When it comes to reading, we continue to use these differentiation strategies and they work very well. But last week, I wanted to challenge my students to read independently and use their resources to decipher a past-tense text. We have used the past tense before and done pop-up grammar with it, but I have not targeted it.
I created these 3 levels of readings based on the story we created in class. It is called Nacho Libre busca nachos and it is using Martina Bex’s Búscalo vocabulary. Students self-selected into 1 of 3 categories based on a mini-quiz at the beginning of class and their own judgement.
All new phrases are highlighted and translated on the side of the page. Comprehension questions are drawn straight from the text.
All new phrases are highlighted and identified on the side of the page, but not translated. If students cannot decipher them, they can find a hint card on the board with the translation on the back.
Some comprehension questions require more inference.
All new phrases are highlighted in the reading but they are not identified on the side of the page and not translated.
Comprehension questions are more open-ended and require more inference.
Throughout all readings, high frequency verbs are bolded, a strategy I stole from Mike Peto.

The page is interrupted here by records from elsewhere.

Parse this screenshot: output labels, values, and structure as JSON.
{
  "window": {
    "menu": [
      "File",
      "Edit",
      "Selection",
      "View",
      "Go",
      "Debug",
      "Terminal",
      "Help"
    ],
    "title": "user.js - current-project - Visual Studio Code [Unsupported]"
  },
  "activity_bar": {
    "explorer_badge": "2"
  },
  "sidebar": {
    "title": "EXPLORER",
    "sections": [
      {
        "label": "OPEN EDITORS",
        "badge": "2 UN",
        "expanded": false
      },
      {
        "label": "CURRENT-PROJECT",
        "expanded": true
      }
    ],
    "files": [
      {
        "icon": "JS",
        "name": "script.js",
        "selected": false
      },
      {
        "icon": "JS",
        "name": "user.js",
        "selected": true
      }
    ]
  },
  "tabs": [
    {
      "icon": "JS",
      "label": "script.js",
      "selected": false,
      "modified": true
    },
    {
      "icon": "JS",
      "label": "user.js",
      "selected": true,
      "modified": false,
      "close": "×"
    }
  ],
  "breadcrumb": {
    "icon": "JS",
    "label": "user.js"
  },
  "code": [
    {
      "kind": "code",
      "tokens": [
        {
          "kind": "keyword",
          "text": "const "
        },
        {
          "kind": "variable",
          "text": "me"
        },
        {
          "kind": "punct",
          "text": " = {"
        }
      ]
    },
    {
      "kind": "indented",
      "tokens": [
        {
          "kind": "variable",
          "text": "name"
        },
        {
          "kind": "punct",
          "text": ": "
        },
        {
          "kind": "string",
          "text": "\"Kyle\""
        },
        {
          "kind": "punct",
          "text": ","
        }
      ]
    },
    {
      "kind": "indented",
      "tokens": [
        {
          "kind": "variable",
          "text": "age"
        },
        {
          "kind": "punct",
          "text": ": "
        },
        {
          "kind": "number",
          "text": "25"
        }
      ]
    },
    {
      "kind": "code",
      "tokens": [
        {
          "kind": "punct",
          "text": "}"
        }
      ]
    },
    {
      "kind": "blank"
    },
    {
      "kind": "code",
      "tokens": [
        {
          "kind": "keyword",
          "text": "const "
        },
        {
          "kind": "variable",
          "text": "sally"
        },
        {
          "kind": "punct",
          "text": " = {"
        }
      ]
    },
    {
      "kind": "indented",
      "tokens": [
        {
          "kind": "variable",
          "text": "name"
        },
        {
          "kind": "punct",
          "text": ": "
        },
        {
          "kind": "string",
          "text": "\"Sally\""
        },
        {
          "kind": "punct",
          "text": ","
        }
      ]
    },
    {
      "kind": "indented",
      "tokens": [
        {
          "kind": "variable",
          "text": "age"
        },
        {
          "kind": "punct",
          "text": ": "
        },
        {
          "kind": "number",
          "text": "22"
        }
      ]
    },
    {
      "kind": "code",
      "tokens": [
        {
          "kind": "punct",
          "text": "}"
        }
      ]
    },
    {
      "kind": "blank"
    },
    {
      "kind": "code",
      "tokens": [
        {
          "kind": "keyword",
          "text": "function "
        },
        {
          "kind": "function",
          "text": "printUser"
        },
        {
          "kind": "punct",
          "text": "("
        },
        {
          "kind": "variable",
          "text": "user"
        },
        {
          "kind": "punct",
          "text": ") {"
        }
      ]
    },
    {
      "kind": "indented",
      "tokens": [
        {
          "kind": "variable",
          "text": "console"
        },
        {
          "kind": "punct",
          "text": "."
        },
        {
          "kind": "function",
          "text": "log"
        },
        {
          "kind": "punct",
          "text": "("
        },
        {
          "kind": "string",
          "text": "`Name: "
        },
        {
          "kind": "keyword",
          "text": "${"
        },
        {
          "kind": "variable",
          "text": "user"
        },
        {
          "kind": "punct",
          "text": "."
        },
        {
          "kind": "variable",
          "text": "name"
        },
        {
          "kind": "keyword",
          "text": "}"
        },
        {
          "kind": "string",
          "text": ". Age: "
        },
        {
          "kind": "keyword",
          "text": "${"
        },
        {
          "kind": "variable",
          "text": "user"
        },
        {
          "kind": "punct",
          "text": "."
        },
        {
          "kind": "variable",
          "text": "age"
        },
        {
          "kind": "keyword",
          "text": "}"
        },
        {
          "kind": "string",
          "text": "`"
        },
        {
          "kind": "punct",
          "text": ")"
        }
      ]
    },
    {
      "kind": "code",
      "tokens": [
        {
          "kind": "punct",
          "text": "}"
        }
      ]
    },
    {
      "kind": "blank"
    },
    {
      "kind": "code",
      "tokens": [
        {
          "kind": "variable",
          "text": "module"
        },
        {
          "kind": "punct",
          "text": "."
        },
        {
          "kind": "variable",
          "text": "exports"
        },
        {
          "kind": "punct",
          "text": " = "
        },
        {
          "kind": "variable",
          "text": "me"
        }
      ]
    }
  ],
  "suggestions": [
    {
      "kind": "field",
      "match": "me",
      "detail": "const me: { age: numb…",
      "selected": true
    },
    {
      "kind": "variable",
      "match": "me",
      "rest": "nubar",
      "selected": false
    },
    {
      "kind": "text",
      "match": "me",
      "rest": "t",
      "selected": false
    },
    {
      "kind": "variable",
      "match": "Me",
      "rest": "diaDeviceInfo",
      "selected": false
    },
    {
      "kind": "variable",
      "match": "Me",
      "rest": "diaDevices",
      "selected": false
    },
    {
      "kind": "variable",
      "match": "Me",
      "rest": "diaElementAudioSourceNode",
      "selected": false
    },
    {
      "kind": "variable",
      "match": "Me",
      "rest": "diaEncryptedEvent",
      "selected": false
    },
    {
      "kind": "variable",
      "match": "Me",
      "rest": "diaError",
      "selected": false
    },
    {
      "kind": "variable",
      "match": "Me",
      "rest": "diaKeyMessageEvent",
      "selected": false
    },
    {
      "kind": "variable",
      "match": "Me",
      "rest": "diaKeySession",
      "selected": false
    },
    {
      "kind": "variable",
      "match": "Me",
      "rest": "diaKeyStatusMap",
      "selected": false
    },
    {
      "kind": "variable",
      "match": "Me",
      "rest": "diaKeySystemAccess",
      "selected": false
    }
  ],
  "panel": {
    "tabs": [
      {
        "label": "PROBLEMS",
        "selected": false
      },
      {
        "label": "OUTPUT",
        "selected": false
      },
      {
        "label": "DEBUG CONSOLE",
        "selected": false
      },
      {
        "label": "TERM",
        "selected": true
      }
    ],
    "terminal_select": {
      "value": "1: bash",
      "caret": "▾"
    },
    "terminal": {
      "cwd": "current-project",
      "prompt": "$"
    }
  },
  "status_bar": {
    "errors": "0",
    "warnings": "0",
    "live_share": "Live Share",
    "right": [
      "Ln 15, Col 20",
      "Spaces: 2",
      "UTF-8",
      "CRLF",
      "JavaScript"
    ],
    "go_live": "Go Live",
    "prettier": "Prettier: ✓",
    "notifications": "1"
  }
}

Students read on their own for 8 minutes, did an airplane/volleyball reading, then came back to their leveled groups to answer the questions. As they did the airplane reading, I was impressed because, no matter the level, they were all able to translate the reading accurately.
I also created a storyboard for this story for my students to retell. Storyboardthat.com is perfect for creating cartoons for each unique story!
ch 8 speaking nacho libre storyboard
You are more than welcome to use any of these resources! I do not own the rights to these Nacho Libre pictures and I strongly encourage you to use the Búscalo unit from Martina!